the normal emotional tensions caused by traveling, shopping and
entertaining associated with the Christmas holidays. Finding the extra
time needed for decorating, cooking and entertaining adds stress to
people's already busy schedules during the holidays. "Losing privacy
due to extended visits with family and friends can cause additional
tension," said Walter Smitson, PhD, director of the Central Psychiatric
Clinic at the University of Cincinnati (UC) Medical Center.

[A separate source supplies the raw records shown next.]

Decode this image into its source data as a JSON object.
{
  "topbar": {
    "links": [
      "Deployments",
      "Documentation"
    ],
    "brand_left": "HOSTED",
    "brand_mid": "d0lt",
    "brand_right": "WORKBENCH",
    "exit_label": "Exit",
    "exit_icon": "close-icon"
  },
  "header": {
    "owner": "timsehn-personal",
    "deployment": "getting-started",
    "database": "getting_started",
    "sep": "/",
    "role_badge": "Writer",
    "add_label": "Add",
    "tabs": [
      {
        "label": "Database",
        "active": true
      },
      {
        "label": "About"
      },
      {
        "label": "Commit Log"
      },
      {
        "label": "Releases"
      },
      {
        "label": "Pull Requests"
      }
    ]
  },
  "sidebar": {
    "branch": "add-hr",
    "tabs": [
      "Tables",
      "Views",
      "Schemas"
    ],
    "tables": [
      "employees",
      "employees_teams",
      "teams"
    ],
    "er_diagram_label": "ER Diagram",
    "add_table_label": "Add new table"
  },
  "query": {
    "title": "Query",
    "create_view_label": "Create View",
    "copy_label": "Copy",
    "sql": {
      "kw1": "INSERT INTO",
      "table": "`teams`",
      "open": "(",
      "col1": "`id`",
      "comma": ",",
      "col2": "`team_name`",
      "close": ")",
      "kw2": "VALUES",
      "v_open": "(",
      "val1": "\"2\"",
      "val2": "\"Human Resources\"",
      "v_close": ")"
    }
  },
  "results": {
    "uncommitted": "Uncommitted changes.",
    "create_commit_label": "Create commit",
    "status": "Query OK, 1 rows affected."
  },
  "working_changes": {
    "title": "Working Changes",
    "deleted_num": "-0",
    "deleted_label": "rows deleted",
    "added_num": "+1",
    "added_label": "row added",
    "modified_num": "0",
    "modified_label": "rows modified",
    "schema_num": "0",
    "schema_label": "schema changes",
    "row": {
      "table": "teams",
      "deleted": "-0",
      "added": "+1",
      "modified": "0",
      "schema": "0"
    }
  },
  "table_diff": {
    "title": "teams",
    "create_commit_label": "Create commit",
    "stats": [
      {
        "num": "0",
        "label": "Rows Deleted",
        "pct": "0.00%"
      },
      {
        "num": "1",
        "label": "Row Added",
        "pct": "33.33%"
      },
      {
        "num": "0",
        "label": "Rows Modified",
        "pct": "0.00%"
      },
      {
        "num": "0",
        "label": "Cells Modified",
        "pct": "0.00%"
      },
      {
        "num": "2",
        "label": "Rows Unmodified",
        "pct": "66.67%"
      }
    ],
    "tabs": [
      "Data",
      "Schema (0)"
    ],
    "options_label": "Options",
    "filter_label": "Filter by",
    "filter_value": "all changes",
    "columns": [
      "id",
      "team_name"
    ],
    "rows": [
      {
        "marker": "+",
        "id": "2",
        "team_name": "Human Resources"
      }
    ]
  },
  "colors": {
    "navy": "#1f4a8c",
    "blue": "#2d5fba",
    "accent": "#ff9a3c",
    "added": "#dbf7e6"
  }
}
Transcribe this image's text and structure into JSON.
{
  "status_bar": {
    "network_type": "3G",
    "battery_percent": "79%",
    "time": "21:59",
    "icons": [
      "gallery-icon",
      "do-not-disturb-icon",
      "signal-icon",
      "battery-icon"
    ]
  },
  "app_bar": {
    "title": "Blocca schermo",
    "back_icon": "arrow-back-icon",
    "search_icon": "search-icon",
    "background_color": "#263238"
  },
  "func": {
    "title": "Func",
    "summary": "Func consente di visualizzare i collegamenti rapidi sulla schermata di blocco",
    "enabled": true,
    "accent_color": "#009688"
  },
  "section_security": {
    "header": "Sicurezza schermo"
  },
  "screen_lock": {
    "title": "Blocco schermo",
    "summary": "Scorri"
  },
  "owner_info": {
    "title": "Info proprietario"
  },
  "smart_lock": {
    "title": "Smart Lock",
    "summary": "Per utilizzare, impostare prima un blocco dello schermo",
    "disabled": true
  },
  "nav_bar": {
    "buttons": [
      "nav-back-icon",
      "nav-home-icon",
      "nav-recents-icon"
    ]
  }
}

Dr.
Smitson, who is a psychotherapist, a sociologist and a UC professor,
offers the following tips to reduce holiday stress:
of shopping in crowded stores with overworked sales people, reach out
and do something to help neighbors, coworkers, or those less fortunate.
"Helping others makes us feel good about ourselves," Dr. Smitson
- Walk a dog, rest, or find quiet
moments alone. Often, children are home from school, spouses are on
holiday from work, and friends and family are coming to your home to
visit. "All of these increase the amount of social interaction we have
with others and makes private moments even more precious," he said.
short winter days reduce the amount of light we receive and cause us to
feel tired or sad. This light-deprivation-induced depression is called
"Seasonal Affective Disorders" or SAD. "Remember that the days will
begin getting longer after December 21, and bright artificial lights
can help compensate for the dark days," Smitson added.
traditions such as singing holiday songs or watching plays or movies
with friends and family. "Know your limits. Don't overload yourself
with food, alcohol, shopping, or parties, and you will enjoy the
holidays," Dr. Smitson said.